‘GARFIELD’ My first computer was an iMac, so I have a lot of affection for that device. In most pages, I’ll have someone operating some computer, and somehow Garfield’s head just reminded me of the iMac. I’m actually really happy with that page. Garfield’s not even really in it, but you know it’s “Garfield.”
WONDER WOMAN This is near the end of the book, and I hadn’t done Wonder Woman yet. I tried to get a lot of the big comics characters in there. H. G. Peter, he was the first artist of the character. It’s very iconic and kind of out of time, even in the ’40s. Everything about the old Wonder Woman comics feels like they’re coming from a different world than Superman and Batman, so I really wanted to get that in.
‘MY LITTLE PONY’ I actually went to the iTunes comics page to see what was popular and selling. I wasn’t that familiar with the “My Little Pony” comic, but it met the parameters of what I needed. What’s interesting about that page for me is that the style of the rendering isn’t that much like the TV show, but I didn’t want to change it. This was a comic-book spinoff with a kind of painterly coloring style.

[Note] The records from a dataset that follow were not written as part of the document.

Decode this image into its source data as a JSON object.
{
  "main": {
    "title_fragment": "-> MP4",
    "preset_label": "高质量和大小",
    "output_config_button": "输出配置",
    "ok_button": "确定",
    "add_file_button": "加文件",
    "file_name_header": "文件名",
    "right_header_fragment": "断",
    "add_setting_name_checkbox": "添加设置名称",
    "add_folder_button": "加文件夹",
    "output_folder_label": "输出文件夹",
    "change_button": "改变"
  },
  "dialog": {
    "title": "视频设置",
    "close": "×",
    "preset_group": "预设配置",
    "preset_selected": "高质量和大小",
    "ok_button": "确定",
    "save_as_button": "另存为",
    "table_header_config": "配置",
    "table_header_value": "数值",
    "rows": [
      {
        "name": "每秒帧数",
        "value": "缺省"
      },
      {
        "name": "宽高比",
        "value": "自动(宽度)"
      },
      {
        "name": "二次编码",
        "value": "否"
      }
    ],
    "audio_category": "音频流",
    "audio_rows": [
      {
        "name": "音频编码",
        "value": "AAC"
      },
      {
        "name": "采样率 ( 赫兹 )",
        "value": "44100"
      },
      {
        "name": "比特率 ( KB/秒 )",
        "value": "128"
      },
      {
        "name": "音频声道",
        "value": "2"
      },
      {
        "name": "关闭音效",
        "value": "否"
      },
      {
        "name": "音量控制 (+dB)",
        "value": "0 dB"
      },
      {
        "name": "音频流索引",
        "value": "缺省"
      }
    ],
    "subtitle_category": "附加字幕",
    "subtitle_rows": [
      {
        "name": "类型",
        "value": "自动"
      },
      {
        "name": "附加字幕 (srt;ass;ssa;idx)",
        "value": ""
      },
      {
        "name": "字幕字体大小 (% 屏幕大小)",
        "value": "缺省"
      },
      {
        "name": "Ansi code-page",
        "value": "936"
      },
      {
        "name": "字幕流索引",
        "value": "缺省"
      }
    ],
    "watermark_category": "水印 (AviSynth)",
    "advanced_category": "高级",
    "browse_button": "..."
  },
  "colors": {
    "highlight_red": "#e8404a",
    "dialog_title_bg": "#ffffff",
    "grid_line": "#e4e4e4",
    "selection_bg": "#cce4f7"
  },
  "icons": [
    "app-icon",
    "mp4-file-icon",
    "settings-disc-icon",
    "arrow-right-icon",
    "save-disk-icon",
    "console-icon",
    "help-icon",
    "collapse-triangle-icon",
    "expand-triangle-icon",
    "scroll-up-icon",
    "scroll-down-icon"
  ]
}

‘PEANUTS’ Joe Cool, the Snoopy persona, is not that far from Steve Jobs. I had to use “Peanuts,” that’s why it’s in the first 10 pages or so, because that was one of the first things I knew I wanted to do. I’ve always been interested in pulling people into comics who might not even be that into comics, but are aware of them: “Oh yeah, I saw that Christmas special with the dog, right?” People might recognize the characters or the general notion of a strip and that sort of pulls them in.